When the City of Oakland sold the Henry J. Kaiser Convention Center to the City’s dying redevelopment agency for $29 million last May, most observers saw through the shell game and figured that it would only be a matter of time before the state’s Department of Finance came looking for the money. Now we know that the raid is happening, thanks to Mayor Jean Quan’s warnings to the City Council this week. For more background on what got Oakland to this point, I’ll point you to two past blog posts.
- Quan takes it down to the wire (6/15/11)
- State bills Oakland $29 million for Henry J. Kaiser Center sale (5/29/12)
As Oakland scrambled to deal with the ramifications of redevelopment’s demise, the City sought creative ways to move money around to fund basic city services. Methods included using redevelopment money to pay for items that would have normally be covered by the general fund, and transfers like HJKCC. State Controller John Chiang warned cities doing such transfers that if they felt that assets would be at risk for seizure, those assets should be placed in a reserve, which Oakland did to the tune of $30 million. In 2012, the City received a large uptick in tax revenues, bringing its surplus to over $80 million including the reserve. Quan expressed confidence about the surplus.
Even under the worst-case scenario, we have $45 million in reserves. We can cover this.
That worst-case scenario is approaching soon, as the seizures will occur, short-term benefits deals cut with unions to help balance the budget are set to expire, major unfunded pension liabilities loom, and the City works to maintain and add to police staffing. During Tuesday’s City Council meeting, a large union contingent was in attendance to protest any notions of prolonged or additional concessions.
Oakland made a huge mistake in 2011 in assuming that a crippled form of redevelopment would be allowed if bills AB 1x 26 & 27 passed. The nightmare scenario came to fruition when AB 1X 27 was ruled unconstitutional, leaving no avenue for future RDA activities. In addition to the state coming down on the HJKCC deal, the DoF asked Oakland to return $18 million of RDA money in January. All told, Oakland could be dealing with a new $50+ million hole that will go straight to future budgets. Unlike some of the other illegal transfers such as the ballpark land in San Jose, Oakland’s problems are related to cash that was either allocated or spent. The City still has the reserve that can backfill most of the hole, but it will put other parts of the budget at risk and jeopardize other projects, including broad development initiatives such as Coliseum City. Land transfers are a different case in that they don’t have to be liquidated unless the DoF determines that a city has come up so short that a fire sale is needed. In many cases, it’s merely a matter of determining that a piece of land has to be taxed normally instead of being placed in a RDA-style tax increment scenario.
Howard Terminal is owned by the Port while the Coliseum is jointly owned by the City and Alameda County.
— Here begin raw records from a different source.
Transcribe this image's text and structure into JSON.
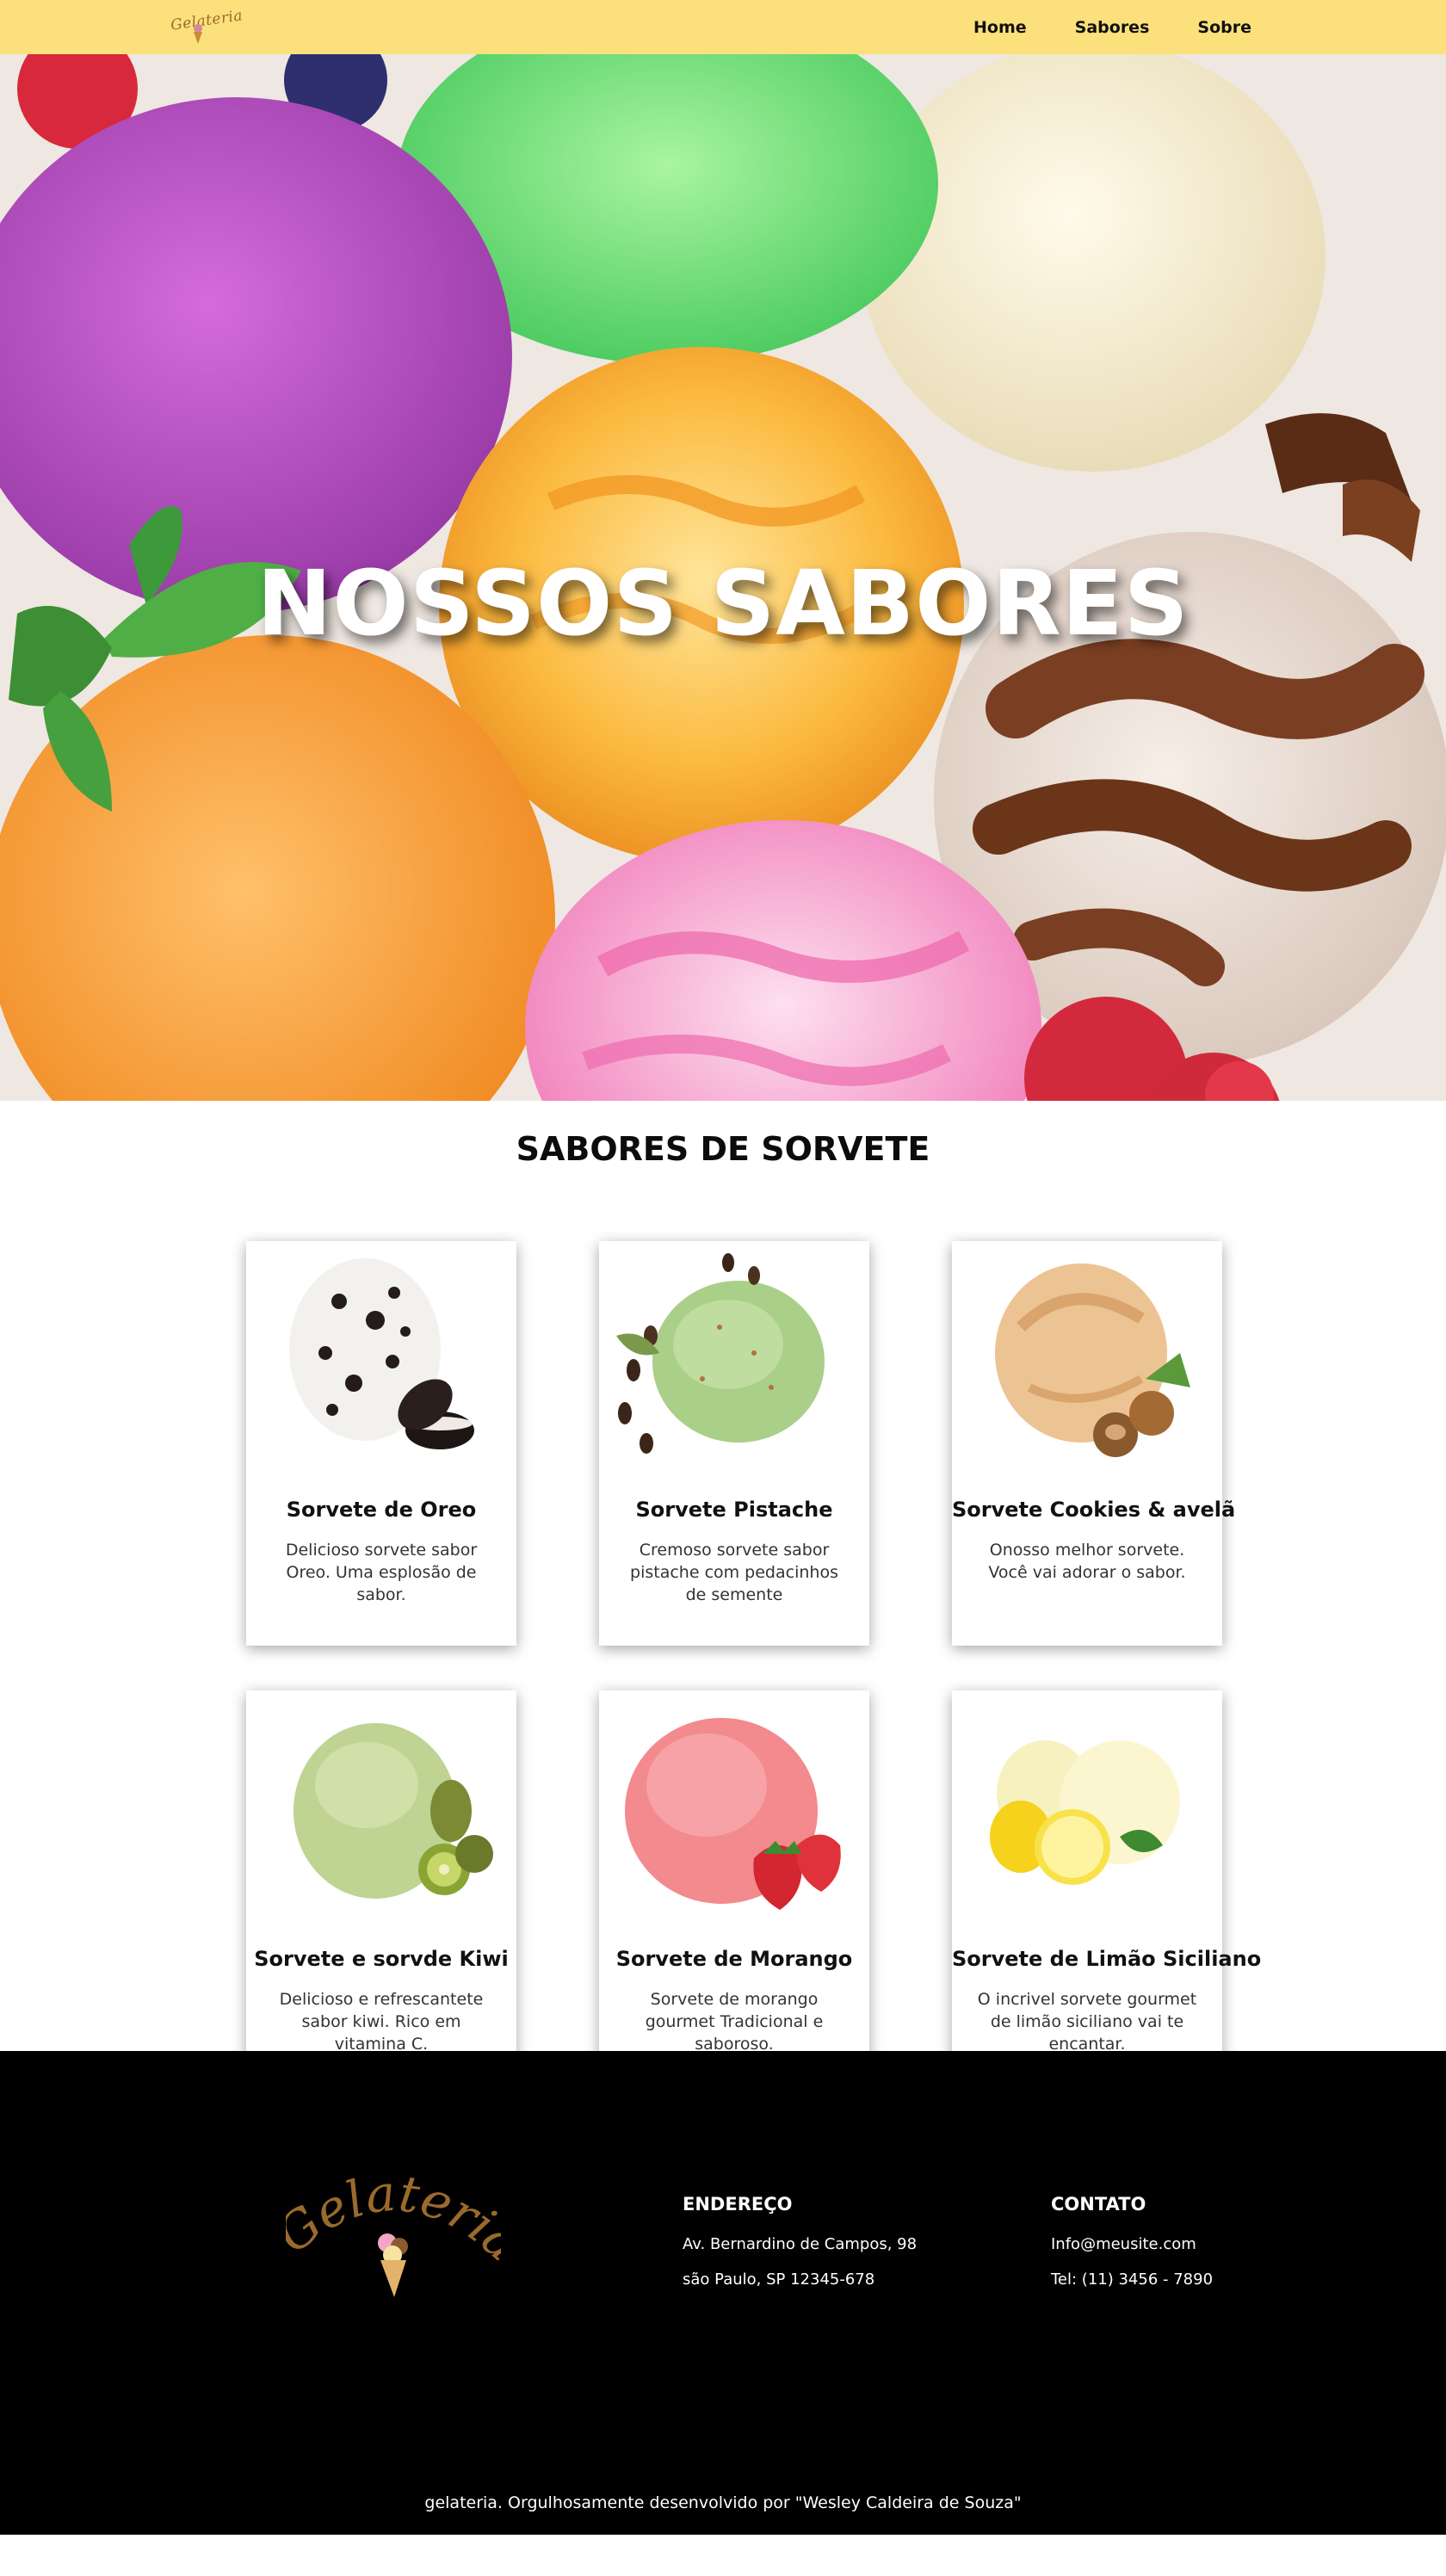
{
  "nav": {
    "logo_text": "Gelateria",
    "items": [
      {
        "label": "Home"
      },
      {
        "label": "Sabores"
      },
      {
        "label": "Sobre"
      }
    ]
  },
  "hero": {
    "title": "NOSSOS SABORES"
  },
  "flavors": {
    "section_title": "SABORES DE SORVETE",
    "cards": [
      {
        "title": "Sorvete de Oreo",
        "description": "Delicioso sorvete sabor Oreo. Uma esplosão de sabor.",
        "image": "oreo-icecream-icon"
      },
      {
        "title": "Sorvete Pistache",
        "description": "Cremoso sorvete sabor pistache com pedacinhos de semente",
        "image": "pistachio-icecream-icon"
      },
      {
        "title": "Sorvete Cookies & avelã",
        "description": "Onosso melhor sorvete. Você vai adorar o sabor.",
        "image": "hazelnut-icecream-icon"
      },
      {
        "title": "Sorvete e sorvde Kiwi",
        "description": "Delicioso e refrescantete sabor kiwi. Rico em vitamina C.",
        "image": "kiwi-icecream-icon"
      },
      {
        "title": "Sorvete de Morango",
        "description": "Sorvete de morango gourmet Tradicional e saboroso.",
        "image": "strawberry-icecream-icon"
      },
      {
        "title": "Sorvete de Limão Siciliano",
        "description": "O incrivel sorvete gourmet de limão siciliano vai te encantar.",
        "image": "lemon-icecream-icon"
      }
    ]
  },
  "footer": {
    "logo_text": "Gelateria",
    "address": {
      "heading": "ENDEREÇO",
      "line1": "Av. Bernardino de Campos, 98",
      "line2": "são Paulo, SP 12345-678"
    },
    "contact": {
      "heading": "CONTATO",
      "email": "Info@meusite.com",
      "phone": "Tel: (11) 3456 - 7890"
    },
    "copyright": "gelateria. Orgulhosamente desenvolvido por \"Wesley Caldeira de Souza\""
  },
  "colors": {
    "nav_background": "#fbe07c",
    "footer_background": "#000000",
    "logo_brown": "#9a6a2c"
  }
}
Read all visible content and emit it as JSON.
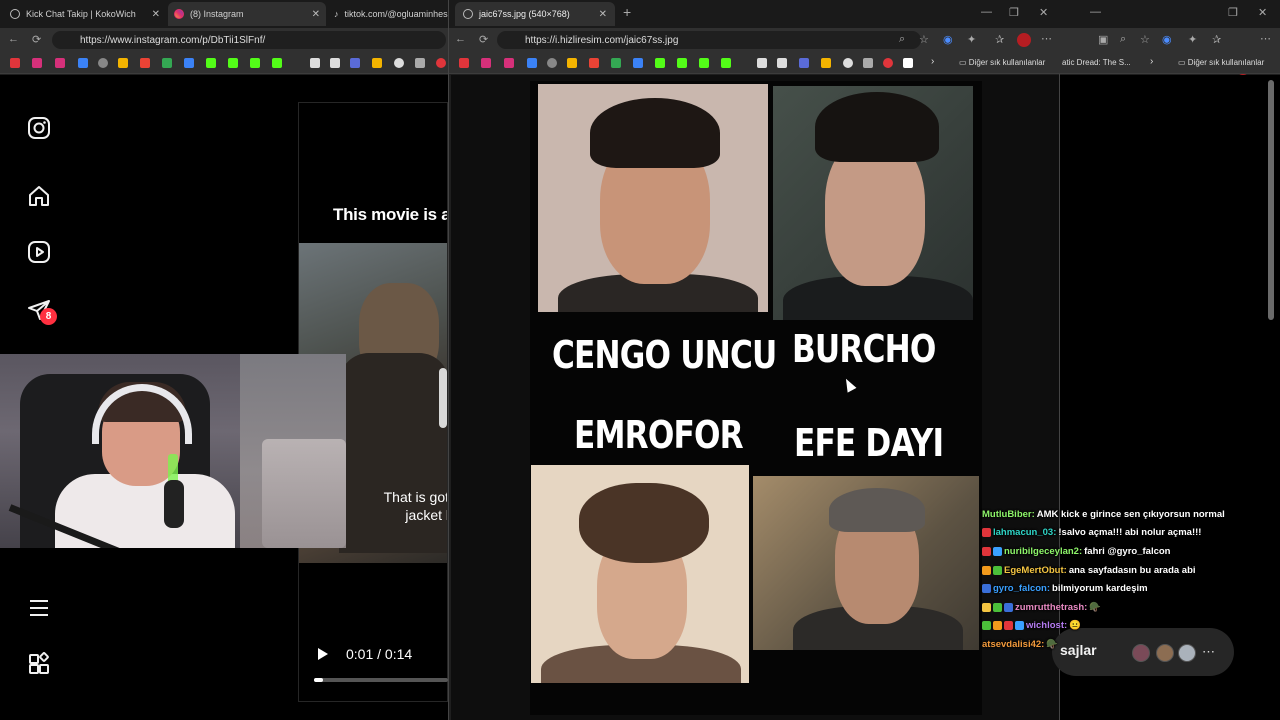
{
  "background_browser": {
    "tabs": [
      {
        "label": "Kick Chat Takip | KokoWich",
        "active": false
      },
      {
        "label": "(8) Instagram",
        "active": true
      },
      {
        "label": "tiktok.com/@ogluaminhesap",
        "active": false
      }
    ],
    "url": "https://www.instagram.com/p/DbTii1SlFnf/",
    "bookmarks_right": [
      "atic Dread: The S...",
      "Diğer sık kullanılanlar"
    ]
  },
  "instagram": {
    "sidebar_icons": [
      "instagram-logo-icon",
      "home-icon",
      "reels-icon",
      "messages-icon",
      "menu-icon",
      "apps-icon"
    ],
    "notification_badge": "8",
    "reel_caption": "This movie is a",
    "reel_subtitle_line1": "That is got",
    "reel_subtitle_line2": "jacket l",
    "player_time": "0:01 / 0:14",
    "progress": 0.07
  },
  "front_window": {
    "tab_label": "jaic67ss.jpg (540×768)",
    "url": "https://i.hizliresim.com/jaic67ss.jpg",
    "bookmarks_more": "Diğer sık kullanılanlar"
  },
  "meme": {
    "names": [
      "CENGO UNCU",
      "BURCHO",
      "EMROFOR",
      "EFE DAYI"
    ]
  },
  "chat": {
    "messages": [
      {
        "user": "MutluBiber:",
        "msg": "AMK kick e girince sen çıkıyorsun normal",
        "color": "#8ef56a",
        "icons": []
      },
      {
        "user": "lahmacun_03:",
        "msg": "!salvo açma!!! abi nolur açma!!!",
        "color": "#2fd6c8",
        "icons": [
          "#e0353b"
        ]
      },
      {
        "user": "nuribilgeceylan2:",
        "msg": "fahri @gyro_falcon",
        "color": "#8ef56a",
        "icons": [
          "#e0353b",
          "#3aa0ff"
        ]
      },
      {
        "user": "EgeMertObut:",
        "msg": "ana sayfadasın bu arada abi",
        "color": "#f4c542",
        "icons": [
          "#f29a1c",
          "#4bbf3a"
        ]
      },
      {
        "user": "gyro_falcon:",
        "msg": "bilmiyorum kardeşim",
        "color": "#3aa0ff",
        "icons": [
          "#3a6fd9"
        ]
      },
      {
        "user": "zumrutthetrash:",
        "msg": "🪖",
        "color": "#e889c2",
        "icons": [
          "#f4c542",
          "#4bbf3a",
          "#3a6fd9"
        ]
      },
      {
        "user": "wichlost:",
        "msg": "😐",
        "color": "#b57cf2",
        "icons": [
          "#4bbf3a",
          "#f29a1c",
          "#e0353b",
          "#3aa0ff"
        ]
      },
      {
        "user": "atsevdalisi42:",
        "msg": "🪖",
        "color": "#f29a3c",
        "icons": []
      }
    ],
    "pill_label": "sajlar"
  }
}
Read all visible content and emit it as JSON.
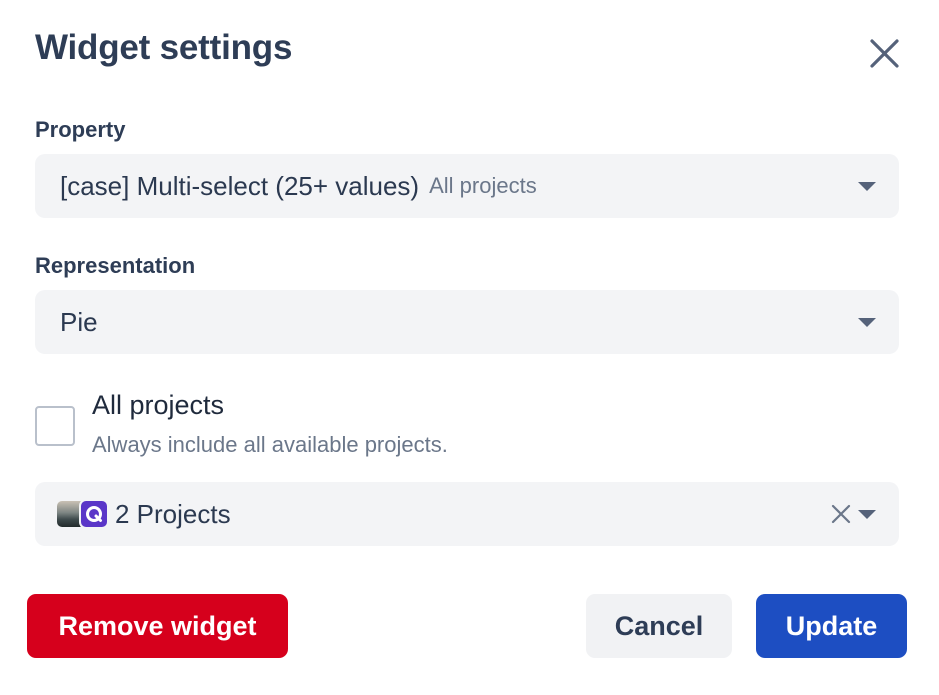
{
  "dialog": {
    "title": "Widget settings"
  },
  "property": {
    "label": "Property",
    "value": "[case] Multi-select (25+ values)",
    "scope": "All projects"
  },
  "representation": {
    "label": "Representation",
    "value": "Pie"
  },
  "all_projects": {
    "label": "All projects",
    "description": "Always include all available projects.",
    "checked": false
  },
  "projects": {
    "value": "2 Projects",
    "logo_letter": "Q"
  },
  "buttons": {
    "remove": "Remove widget",
    "cancel": "Cancel",
    "update": "Update"
  },
  "colors": {
    "danger": "#d6001c",
    "primary": "#1d4ec2",
    "field_bg": "#f3f4f6",
    "logo": "#5a36c8"
  }
}
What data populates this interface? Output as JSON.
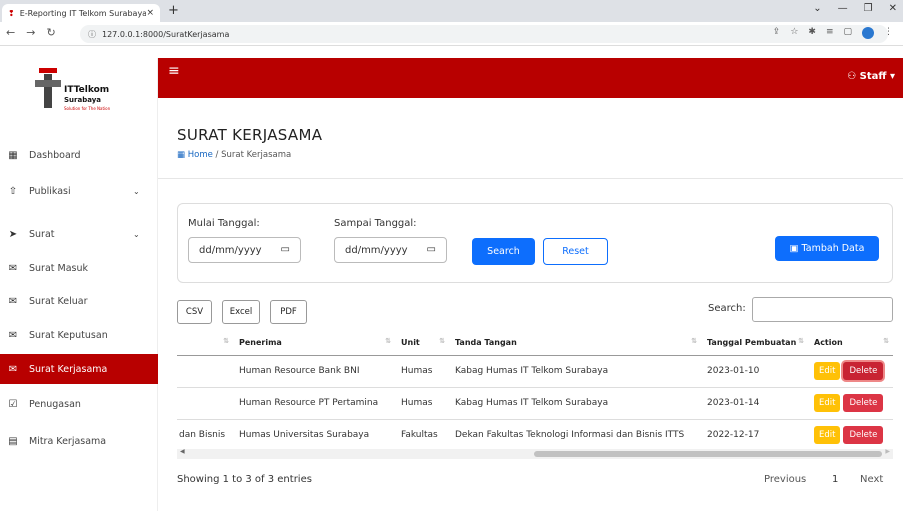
{
  "browser": {
    "tab_title": "E-Reporting IT Telkom Surabaya",
    "tab_close": "×",
    "new_tab": "+",
    "url": "127.0.0.1:8000/SuratKerjasama"
  },
  "brand": {
    "name": "ITTelkom",
    "city": "Surabaya",
    "tagline": "Solution for The Nation",
    "color": "#b80000"
  },
  "sidebar": {
    "items": [
      {
        "label": "Dashboard",
        "icon": "grid-icon"
      },
      {
        "label": "Publikasi",
        "icon": "upload-icon",
        "has_submenu": true
      },
      {
        "label": "Surat",
        "icon": "send-icon",
        "has_submenu": true
      },
      {
        "label": "Surat Masuk",
        "icon": "mail-icon"
      },
      {
        "label": "Surat Keluar",
        "icon": "mail-out-icon"
      },
      {
        "label": "Surat Keputusan",
        "icon": "mail-open-icon"
      },
      {
        "label": "Surat Kerjasama",
        "icon": "mail-icon",
        "active": true
      },
      {
        "label": "Penugasan",
        "icon": "clipboard-icon"
      },
      {
        "label": "Mitra Kerjasama",
        "icon": "id-card-icon"
      }
    ]
  },
  "topbar": {
    "user_label": "Staff"
  },
  "page": {
    "title": "SURAT KERJASAMA",
    "breadcrumb_home": "Home",
    "breadcrumb_current": "/ Surat Kerjasama"
  },
  "filter": {
    "start_label": "Mulai Tanggal:",
    "end_label": "Sampai Tanggal:",
    "start_placeholder": "dd/mm/yyyy",
    "end_placeholder": "dd/mm/yyyy",
    "search_button": "Search",
    "reset_button": "Reset",
    "add_button": "Tambah Data"
  },
  "export": {
    "csv": "CSV",
    "excel": "Excel",
    "pdf": "PDF",
    "search_label": "Search:"
  },
  "table": {
    "headers": [
      "",
      "Penerima",
      "Unit",
      "Tanda Tangan",
      "Tanggal Pembuatan",
      "Action"
    ],
    "rows": [
      {
        "c0": "",
        "penerima": "Human Resource Bank BNI",
        "unit": "Humas",
        "ttd": "Kabag Humas IT Telkom Surabaya",
        "tanggal": "2023-01-10"
      },
      {
        "c0": "",
        "penerima": "Human Resource PT Pertamina",
        "unit": "Humas",
        "ttd": "Kabag Humas IT Telkom Surabaya",
        "tanggal": "2023-01-14"
      },
      {
        "c0": "dan Bisnis",
        "penerima": "Humas Universitas Surabaya",
        "unit": "Fakultas",
        "ttd": "Dekan Fakultas Teknologi Informasi dan Bisnis ITTS",
        "tanggal": "2022-12-17"
      }
    ],
    "edit_label": "Edit",
    "delete_label": "Delete"
  },
  "footer": {
    "showing": "Showing 1 to 3 of 3 entries",
    "previous": "Previous",
    "page": "1",
    "next": "Next"
  }
}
Neither HT nor Coliseum City are at greater risk in terms of feasibility due to the coming raid. However, it’s possible that the budget crunch will cause additional funding for pre-dev work at HT or CC to be rerouted elsewhere as both fall down the priority list in favor of more pressing matters. That already happened once with Victory Court in 2011, and we all know what happened with that plan.
The full impact of the RDA seizure and clawback won’t be known until the DoF releases its final report on Oakland and the City bakes the impact into its next budget.